== Excerpted data
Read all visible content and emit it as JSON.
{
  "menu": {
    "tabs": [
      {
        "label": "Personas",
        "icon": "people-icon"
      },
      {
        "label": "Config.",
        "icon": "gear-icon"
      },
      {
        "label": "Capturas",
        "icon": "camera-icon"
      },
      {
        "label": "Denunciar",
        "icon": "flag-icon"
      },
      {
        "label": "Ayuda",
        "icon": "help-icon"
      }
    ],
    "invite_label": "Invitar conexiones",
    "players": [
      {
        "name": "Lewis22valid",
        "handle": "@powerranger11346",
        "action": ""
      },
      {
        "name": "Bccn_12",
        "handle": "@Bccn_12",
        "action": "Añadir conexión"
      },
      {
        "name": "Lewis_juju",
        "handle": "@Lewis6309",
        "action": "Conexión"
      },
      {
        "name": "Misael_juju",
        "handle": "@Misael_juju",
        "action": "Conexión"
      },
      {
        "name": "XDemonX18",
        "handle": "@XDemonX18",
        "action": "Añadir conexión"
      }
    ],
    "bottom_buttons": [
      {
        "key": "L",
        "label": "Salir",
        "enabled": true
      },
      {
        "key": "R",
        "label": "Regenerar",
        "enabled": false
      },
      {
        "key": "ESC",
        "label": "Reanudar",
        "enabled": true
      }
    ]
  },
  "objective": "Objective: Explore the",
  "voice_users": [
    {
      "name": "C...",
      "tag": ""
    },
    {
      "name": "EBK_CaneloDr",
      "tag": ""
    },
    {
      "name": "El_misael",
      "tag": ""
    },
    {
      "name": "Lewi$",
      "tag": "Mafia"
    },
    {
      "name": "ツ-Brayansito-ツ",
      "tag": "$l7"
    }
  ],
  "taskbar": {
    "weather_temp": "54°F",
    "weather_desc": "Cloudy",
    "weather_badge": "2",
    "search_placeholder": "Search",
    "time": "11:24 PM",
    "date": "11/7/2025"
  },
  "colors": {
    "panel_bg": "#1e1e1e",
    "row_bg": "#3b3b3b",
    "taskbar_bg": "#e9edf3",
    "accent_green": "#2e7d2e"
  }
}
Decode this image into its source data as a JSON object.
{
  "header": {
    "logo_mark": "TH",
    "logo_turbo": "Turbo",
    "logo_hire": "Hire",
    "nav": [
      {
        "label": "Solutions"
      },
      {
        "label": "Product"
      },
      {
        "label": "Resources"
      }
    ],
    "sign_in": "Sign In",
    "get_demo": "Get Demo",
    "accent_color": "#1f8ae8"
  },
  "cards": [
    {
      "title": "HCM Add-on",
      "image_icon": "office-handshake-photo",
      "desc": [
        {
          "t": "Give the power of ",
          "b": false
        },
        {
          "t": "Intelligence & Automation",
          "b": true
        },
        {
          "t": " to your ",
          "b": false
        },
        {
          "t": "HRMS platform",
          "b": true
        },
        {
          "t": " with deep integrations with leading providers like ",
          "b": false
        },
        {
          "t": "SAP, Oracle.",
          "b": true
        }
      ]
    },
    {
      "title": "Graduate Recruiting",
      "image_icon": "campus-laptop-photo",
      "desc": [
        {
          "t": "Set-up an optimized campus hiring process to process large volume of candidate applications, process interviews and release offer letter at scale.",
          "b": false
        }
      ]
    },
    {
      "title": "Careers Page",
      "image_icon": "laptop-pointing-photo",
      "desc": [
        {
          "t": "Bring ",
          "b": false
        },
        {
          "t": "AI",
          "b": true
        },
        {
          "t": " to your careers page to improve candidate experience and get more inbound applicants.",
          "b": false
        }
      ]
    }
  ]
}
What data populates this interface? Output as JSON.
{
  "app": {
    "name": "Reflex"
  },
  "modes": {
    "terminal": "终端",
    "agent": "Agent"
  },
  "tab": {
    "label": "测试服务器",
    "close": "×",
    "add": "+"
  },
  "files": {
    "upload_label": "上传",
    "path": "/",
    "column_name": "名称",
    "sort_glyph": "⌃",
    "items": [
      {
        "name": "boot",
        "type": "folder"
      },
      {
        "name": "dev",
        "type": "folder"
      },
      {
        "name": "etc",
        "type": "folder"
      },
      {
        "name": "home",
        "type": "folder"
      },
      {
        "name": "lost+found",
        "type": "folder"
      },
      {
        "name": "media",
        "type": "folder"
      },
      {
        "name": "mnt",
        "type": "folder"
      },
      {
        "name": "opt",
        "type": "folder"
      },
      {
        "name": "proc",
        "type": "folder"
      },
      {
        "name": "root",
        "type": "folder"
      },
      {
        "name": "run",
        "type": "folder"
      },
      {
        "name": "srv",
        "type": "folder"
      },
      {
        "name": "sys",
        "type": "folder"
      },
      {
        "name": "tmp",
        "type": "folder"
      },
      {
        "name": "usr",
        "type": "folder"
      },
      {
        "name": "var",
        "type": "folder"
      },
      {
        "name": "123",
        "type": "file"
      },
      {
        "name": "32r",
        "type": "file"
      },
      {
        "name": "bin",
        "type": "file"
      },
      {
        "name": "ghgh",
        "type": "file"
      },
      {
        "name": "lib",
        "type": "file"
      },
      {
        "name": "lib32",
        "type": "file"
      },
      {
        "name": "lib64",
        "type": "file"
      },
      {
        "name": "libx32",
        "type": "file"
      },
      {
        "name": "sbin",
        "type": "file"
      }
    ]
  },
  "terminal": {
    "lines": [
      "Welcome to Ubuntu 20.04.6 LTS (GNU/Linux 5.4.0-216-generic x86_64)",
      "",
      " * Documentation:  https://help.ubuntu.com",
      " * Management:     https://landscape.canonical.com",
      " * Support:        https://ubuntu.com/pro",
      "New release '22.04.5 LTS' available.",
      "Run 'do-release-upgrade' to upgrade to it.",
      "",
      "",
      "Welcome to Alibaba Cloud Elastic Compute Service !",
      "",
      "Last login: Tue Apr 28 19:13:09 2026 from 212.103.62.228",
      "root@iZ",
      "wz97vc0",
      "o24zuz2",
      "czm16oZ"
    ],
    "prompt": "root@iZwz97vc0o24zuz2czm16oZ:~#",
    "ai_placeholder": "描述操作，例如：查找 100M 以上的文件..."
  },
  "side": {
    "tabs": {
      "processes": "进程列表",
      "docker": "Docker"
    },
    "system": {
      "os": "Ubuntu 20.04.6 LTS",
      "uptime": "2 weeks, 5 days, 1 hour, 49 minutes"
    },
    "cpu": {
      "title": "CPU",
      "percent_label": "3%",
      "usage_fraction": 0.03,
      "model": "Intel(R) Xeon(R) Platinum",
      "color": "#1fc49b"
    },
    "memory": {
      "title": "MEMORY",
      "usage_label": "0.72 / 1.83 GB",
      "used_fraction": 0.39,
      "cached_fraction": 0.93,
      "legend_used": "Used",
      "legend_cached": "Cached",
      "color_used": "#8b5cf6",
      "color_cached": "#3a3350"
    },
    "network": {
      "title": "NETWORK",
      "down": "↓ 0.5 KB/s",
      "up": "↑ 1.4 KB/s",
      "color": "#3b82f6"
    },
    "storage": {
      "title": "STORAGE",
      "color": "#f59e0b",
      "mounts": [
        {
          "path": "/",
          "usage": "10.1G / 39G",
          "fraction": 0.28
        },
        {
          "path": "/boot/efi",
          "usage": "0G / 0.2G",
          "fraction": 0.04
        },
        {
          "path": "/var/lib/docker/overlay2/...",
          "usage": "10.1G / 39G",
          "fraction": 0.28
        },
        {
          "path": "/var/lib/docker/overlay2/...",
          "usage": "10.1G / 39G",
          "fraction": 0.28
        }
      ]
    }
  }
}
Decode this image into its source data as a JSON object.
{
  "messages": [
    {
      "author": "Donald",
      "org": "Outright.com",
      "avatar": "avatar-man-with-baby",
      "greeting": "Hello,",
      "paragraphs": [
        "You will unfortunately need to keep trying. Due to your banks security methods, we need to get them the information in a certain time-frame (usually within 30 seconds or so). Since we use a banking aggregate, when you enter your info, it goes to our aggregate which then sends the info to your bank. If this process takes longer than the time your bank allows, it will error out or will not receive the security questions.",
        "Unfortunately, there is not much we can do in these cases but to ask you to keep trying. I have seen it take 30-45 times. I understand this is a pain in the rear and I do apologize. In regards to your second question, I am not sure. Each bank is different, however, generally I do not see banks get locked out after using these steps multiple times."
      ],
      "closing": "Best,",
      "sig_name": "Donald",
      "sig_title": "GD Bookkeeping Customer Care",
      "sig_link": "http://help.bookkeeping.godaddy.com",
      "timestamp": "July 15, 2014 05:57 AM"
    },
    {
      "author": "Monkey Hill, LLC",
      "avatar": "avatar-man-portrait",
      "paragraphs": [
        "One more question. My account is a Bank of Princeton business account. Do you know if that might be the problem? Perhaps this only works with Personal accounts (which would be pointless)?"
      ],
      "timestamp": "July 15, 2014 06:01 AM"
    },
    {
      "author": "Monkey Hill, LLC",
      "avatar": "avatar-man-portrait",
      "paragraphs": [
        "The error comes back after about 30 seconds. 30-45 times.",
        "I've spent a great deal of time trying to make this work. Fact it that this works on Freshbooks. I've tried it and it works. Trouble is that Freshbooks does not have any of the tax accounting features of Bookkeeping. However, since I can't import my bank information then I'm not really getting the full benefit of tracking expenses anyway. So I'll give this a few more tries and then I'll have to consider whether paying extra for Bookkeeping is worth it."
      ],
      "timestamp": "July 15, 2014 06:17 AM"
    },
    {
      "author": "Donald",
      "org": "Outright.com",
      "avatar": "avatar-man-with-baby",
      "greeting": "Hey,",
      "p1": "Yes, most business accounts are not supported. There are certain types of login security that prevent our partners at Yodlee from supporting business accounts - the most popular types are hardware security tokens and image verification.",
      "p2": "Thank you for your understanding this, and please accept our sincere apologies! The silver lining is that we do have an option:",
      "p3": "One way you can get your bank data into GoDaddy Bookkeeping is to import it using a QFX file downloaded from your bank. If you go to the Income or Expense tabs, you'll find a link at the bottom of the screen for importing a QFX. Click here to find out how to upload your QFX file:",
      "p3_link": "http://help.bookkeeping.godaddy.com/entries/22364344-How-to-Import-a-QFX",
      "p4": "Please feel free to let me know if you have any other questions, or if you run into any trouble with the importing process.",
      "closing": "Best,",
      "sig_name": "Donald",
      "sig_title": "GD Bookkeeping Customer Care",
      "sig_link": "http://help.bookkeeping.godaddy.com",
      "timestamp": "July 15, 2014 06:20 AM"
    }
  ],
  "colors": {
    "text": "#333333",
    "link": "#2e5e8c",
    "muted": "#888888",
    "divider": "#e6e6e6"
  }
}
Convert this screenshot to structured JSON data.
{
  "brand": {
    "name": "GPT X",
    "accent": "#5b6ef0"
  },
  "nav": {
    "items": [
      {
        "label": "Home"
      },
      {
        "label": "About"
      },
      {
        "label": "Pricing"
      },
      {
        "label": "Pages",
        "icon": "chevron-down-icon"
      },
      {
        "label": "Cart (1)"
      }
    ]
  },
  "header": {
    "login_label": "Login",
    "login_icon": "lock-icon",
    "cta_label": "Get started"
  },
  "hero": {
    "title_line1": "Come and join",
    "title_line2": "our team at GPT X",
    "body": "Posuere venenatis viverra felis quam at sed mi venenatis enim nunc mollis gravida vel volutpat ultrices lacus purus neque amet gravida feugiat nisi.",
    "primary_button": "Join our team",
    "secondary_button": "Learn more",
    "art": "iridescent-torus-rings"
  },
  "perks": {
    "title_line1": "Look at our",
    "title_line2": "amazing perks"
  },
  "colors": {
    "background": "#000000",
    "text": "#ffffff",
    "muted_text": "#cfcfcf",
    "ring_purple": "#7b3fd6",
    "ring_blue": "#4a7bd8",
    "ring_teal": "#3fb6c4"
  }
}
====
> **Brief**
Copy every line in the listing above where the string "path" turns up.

> **Response to this exercise**
    "path": "/",
          "path": "/",
          "path": "/boot/efi",
          "path": "/var/lib/docker/overlay2/...",
          "path": "/var/lib/docker/overlay2/...",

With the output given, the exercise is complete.